Apr 2009
20

Well we got our order of business cards today and they look great! Aside from some minor trim issues I'm pretty pleased. They are made of a synthetic recyclable material, that is water-resistant and virtually tear-proof. We ordered the profile-cards from Zazzle.com because they were based in the U.S. and had similar mini-cards to Moo.com. Of course, the day after I ordered these I get an email from Moo asking if we want to beta test the new U.S. store. Well, we will certainly give them a try on our next order of cards.

 

Apr 2009
20
When I tell someone the name of our company I either get a blank stare or silence on the other end of the phone. It's almost always followed by the other person asking, "Heavy Giant?". You see, I have this theory about company names. If the name forces the viewer to visualize it then they will remember it. I used to have a company named whiteOrangedesign. I also came up with the name for PinkKoiFish.com. With HEAVYGIANT, someone might visualize a giant on a scale or maybe a giant crushing cars. So why "HEAVYGIANT"? It works on many levels.

 

Apr 2009
11
Not too long ago I read a great book called “Punk Marketing” by Richard Laermer and Mark Simmons. It’s a refreshing perspective on the constantly changing face of marketing.

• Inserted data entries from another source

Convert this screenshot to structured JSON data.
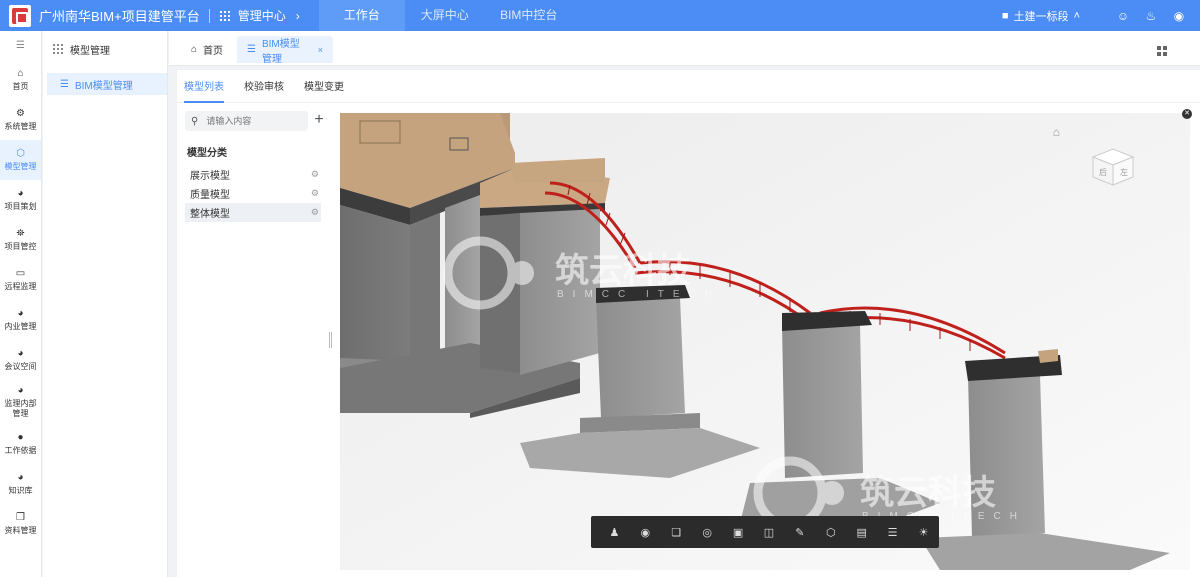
{
  "header": {
    "app_title": "广州南华BIM+项目建管平台",
    "center_title": "管理中心",
    "nav_tabs": [
      {
        "label": "工作台",
        "active": true
      },
      {
        "label": "大屏中心",
        "active": false
      },
      {
        "label": "BIM中控台",
        "active": false
      }
    ],
    "project": "土建一标段",
    "accent_color": "#4b8df5"
  },
  "sidebar": {
    "items": [
      {
        "label": "首页",
        "icon": "home-icon"
      },
      {
        "label": "系统管理",
        "icon": "gear-icon"
      },
      {
        "label": "模型管理",
        "icon": "cube-icon",
        "active": true
      },
      {
        "label": "项目策划",
        "icon": "compass-icon"
      },
      {
        "label": "项目管控",
        "icon": "helmet-icon"
      },
      {
        "label": "远程监理",
        "icon": "monitor-icon"
      },
      {
        "label": "内业管理",
        "icon": "compass-icon"
      },
      {
        "label": "会议空间",
        "icon": "compass-icon"
      },
      {
        "label": "监理内部管理",
        "icon": "compass-icon"
      },
      {
        "label": "工作依据",
        "icon": "pin-icon"
      },
      {
        "label": "知识库",
        "icon": "compass-icon"
      },
      {
        "label": "资料管理",
        "icon": "copy-icon"
      }
    ]
  },
  "submenu": {
    "title": "模型管理",
    "items": [
      {
        "label": "BIM模型管理",
        "active": true
      }
    ]
  },
  "page_tabs": [
    {
      "label": "首页"
    },
    {
      "label": "BIM模型管理",
      "active": true
    }
  ],
  "content": {
    "subtabs": [
      {
        "label": "模型列表",
        "active": true
      },
      {
        "label": "校验审核"
      },
      {
        "label": "模型变更"
      }
    ],
    "search_placeholder": "请输入内容",
    "tree_title": "模型分类",
    "tree_items": [
      {
        "label": "展示模型"
      },
      {
        "label": "质量模型"
      },
      {
        "label": "整体模型",
        "active": true
      }
    ]
  },
  "viewer": {
    "watermark_cn": "筑云科技",
    "watermark_en": "BIMCC ITECH",
    "viewcube_faces": [
      "后",
      "左"
    ],
    "toolbar_icons": [
      "walk-icon",
      "eye-icon",
      "layers-icon",
      "focus-icon",
      "fit-icon",
      "section-icon",
      "measure-icon",
      "cube-icon",
      "box-icon",
      "properties-icon",
      "palette-icon"
    ]
  }
}
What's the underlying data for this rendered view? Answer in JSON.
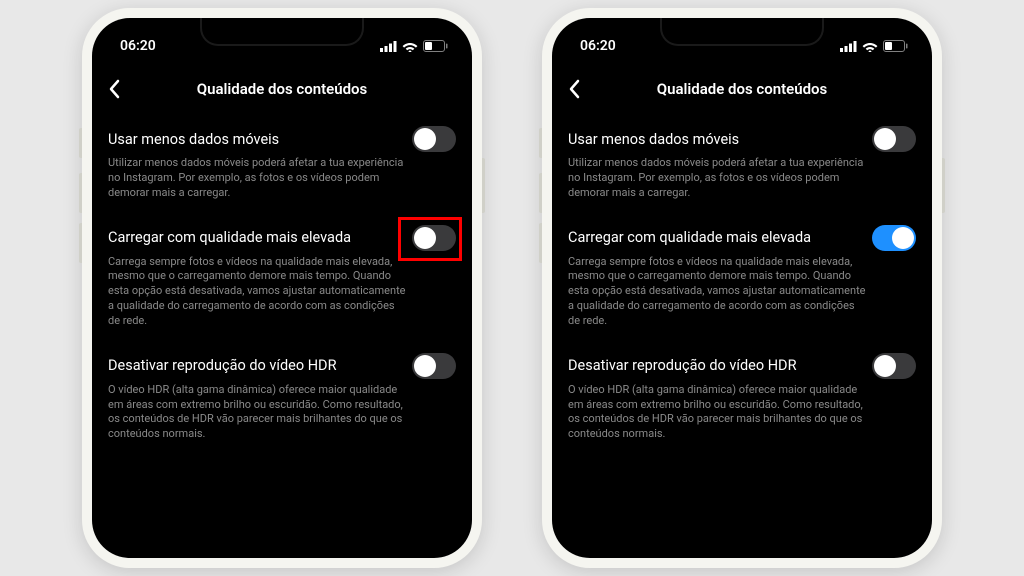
{
  "status": {
    "time": "06:20"
  },
  "header": {
    "title": "Qualidade dos conteúdos"
  },
  "settings": {
    "use_less_data": {
      "title": "Usar menos dados móveis",
      "desc": "Utilizar menos dados móveis poderá afetar a tua experiência no Instagram. Por exemplo, as fotos e os vídeos podem demorar mais a carregar."
    },
    "high_quality": {
      "title": "Carregar com qualidade mais elevada",
      "desc": "Carrega sempre fotos e vídeos na qualidade mais elevada, mesmo que o carregamento demore mais tempo. Quando esta opção está desativada, vamos ajustar automaticamente a qualidade do carregamento de acordo com as condições de rede."
    },
    "disable_hdr": {
      "title": "Desativar reprodução do vídeo HDR",
      "desc": "O vídeo HDR (alta gama dinâmica) oferece maior qualidade em áreas com extremo brilho ou escuridão. Como resultado, os conteúdos de HDR vão parecer mais brilhantes do que os conteúdos normais."
    }
  },
  "phones": {
    "left": {
      "high_quality_on": false,
      "highlight": true
    },
    "right": {
      "high_quality_on": true,
      "highlight": false
    }
  },
  "colors": {
    "accent": "#1e90ff",
    "highlight": "#ff0000"
  }
}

The main thrust of the book is that the traditional methods of marketing are becoming less and less effective as consumers are bombarded with more and more daily advertising. With the explosion of online advertising, viral marketing, cell phone and video game marketing, those who don’t adapt are quickly left behind. The solution is multi-faceted but the short answer is to be different and adapt to these changes. Always let the solution drive the media. We are hired to solve problems, not to buy media. Come up with the best solution, then decide what media best represents that solution. Another thing to remember is that in this day and age consumers drive brands. As such, we as marketers need to look through the eyes of the consumers as well as listen to their feedback. “Punk Marketing” offers a mantra to live by and challenges the reader to develop their own. I’ve done just that. I’ve made a top-ten list of things that will not only help you be a better “Punk Marketer” but be a better person in general.
Apr 2009
09

HEAVYGIANT.com is alive! In the middle of one of the worst economic recessions this country has seen we thought it would be a good idea to launch a new company. HEAVYGIANT is the result of having too much time on our hands. Well that was a short lived problem! Shortly after forming, we are already pulling in business.  As a result, we haven't slept much in the past few weeks. It's hard to balance building our own site when we have paying clients to take care of. Hopefully you can see the result of all that hard work here on our brand spankin' new site! It's not quite where we want it yet. But we have had so many requests to see our work that we had to get something up right away.

heavygiant: @paypal Spending limits are a big fail. Can't link my corporate card to a bank account. Canceling PayPal instead. #fail #getwiththeprogram